Web page and app entries:
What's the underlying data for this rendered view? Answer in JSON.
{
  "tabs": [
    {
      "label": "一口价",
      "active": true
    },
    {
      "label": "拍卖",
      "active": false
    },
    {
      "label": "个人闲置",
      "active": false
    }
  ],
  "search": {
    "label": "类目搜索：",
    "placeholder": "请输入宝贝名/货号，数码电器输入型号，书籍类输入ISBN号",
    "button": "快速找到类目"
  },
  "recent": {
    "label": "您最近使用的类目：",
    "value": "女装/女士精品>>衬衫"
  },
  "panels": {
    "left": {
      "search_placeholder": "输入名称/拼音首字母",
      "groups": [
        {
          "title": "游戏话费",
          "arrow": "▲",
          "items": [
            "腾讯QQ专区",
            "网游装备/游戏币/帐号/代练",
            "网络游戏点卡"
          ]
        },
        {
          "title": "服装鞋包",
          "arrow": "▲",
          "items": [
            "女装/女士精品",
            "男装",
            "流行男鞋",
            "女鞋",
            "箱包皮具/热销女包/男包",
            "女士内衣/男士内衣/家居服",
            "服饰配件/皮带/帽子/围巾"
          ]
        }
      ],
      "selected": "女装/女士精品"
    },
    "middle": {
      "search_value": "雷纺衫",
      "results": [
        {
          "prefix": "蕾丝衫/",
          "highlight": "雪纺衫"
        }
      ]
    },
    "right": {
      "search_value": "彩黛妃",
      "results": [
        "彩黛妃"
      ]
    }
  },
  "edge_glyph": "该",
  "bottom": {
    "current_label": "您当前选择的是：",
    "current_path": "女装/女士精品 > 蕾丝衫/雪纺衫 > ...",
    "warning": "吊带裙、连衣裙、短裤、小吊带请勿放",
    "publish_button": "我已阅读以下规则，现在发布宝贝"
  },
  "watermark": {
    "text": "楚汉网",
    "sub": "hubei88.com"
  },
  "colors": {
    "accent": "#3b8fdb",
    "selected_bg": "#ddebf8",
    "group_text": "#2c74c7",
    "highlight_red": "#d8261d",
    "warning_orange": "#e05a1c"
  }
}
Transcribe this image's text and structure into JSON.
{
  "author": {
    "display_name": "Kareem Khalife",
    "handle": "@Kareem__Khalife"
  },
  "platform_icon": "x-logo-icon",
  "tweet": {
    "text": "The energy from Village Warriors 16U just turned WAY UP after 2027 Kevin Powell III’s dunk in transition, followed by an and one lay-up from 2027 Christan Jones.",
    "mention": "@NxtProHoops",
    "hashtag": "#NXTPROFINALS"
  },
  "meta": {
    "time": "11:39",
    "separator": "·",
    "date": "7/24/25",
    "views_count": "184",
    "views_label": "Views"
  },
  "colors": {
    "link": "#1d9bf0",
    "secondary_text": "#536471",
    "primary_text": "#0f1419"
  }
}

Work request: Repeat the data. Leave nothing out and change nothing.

Response:
What's the underlying data for this rendered view? Answer in JSON.
{
  "tabs": [
    {
      "label": "一口价",
      "active": true
    },
    {
      "label": "拍卖",
      "active": false
    },
    {
      "label": "个人闲置",
      "active": false
    }
  ],
  "search": {
    "label": "类目搜索：",
    "placeholder": "请输入宝贝名/货号，数码电器输入型号，书籍类输入ISBN号",
    "button": "快速找到类目"
  },
  "recent": {
    "label": "您最近使用的类目：",
    "value": "女装/女士精品>>衬衫"
  },
  "panels": {
    "left": {
      "search_placeholder": "输入名称/拼音首字母",
      "groups": [
        {
          "title": "游戏话费",
          "arrow": "▲",
          "items": [
            "腾讯QQ专区",
            "网游装备/游戏币/帐号/代练",
            "网络游戏点卡"
          ]
        },
        {
          "title": "服装鞋包",
          "arrow": "▲",
          "items": [
            "女装/女士精品",
            "男装",
            "流行男鞋",
            "女鞋",
            "箱包皮具/热销女包/男包",
            "女士内衣/男士内衣/家居服",
            "服饰配件/皮带/帽子/围巾"
          ]
        }
      ],
      "selected": "女装/女士精品"
    },
    "middle": {
      "search_value": "雷纺衫",
      "results": [
        {
          "prefix": "蕾丝衫/",
          "highlight": "雪纺衫"
        }
      ]
    },
    "right": {
      "search_value": "彩黛妃",
      "results": [
        "彩黛妃"
      ]
    }
  },
  "edge_glyph": "该",
  "bottom": {
    "current_label": "您当前选择的是：",
    "current_path": "女装/女士精品 > 蕾丝衫/雪纺衫 > ...",
    "warning": "吊带裙、连衣裙、短裤、小吊带请勿放",
    "publish_button": "我已阅读以下规则，现在发布宝贝"
  },
  "watermark": {
    "text": "楚汉网",
    "sub": "hubei88.com"
  },
  "colors": {
    "accent": "#3b8fdb",
    "selected_bg": "#ddebf8",
    "group_text": "#2c74c7",
    "highlight_red": "#d8261d",
    "warning_orange": "#e05a1c"
  }
}
Transcribe this image's text and structure into JSON.
{
  "author": {
    "display_name": "Kareem Khalife",
    "handle": "@Kareem__Khalife"
  },
  "platform_icon": "x-logo-icon",
  "tweet": {
    "text": "The energy from Village Warriors 16U just turned WAY UP after 2027 Kevin Powell III’s dunk in transition, followed by an and one lay-up from 2027 Christan Jones.",
    "mention": "@NxtProHoops",
    "hashtag": "#NXTPROFINALS"
  },
  "meta": {
    "time": "11:39",
    "separator": "·",
    "date": "7/24/25",
    "views_count": "184",
    "views_label": "Views"
  },
  "colors": {
    "link": "#1d9bf0",
    "secondary_text": "#536471",
    "primary_text": "#0f1419"
  }
}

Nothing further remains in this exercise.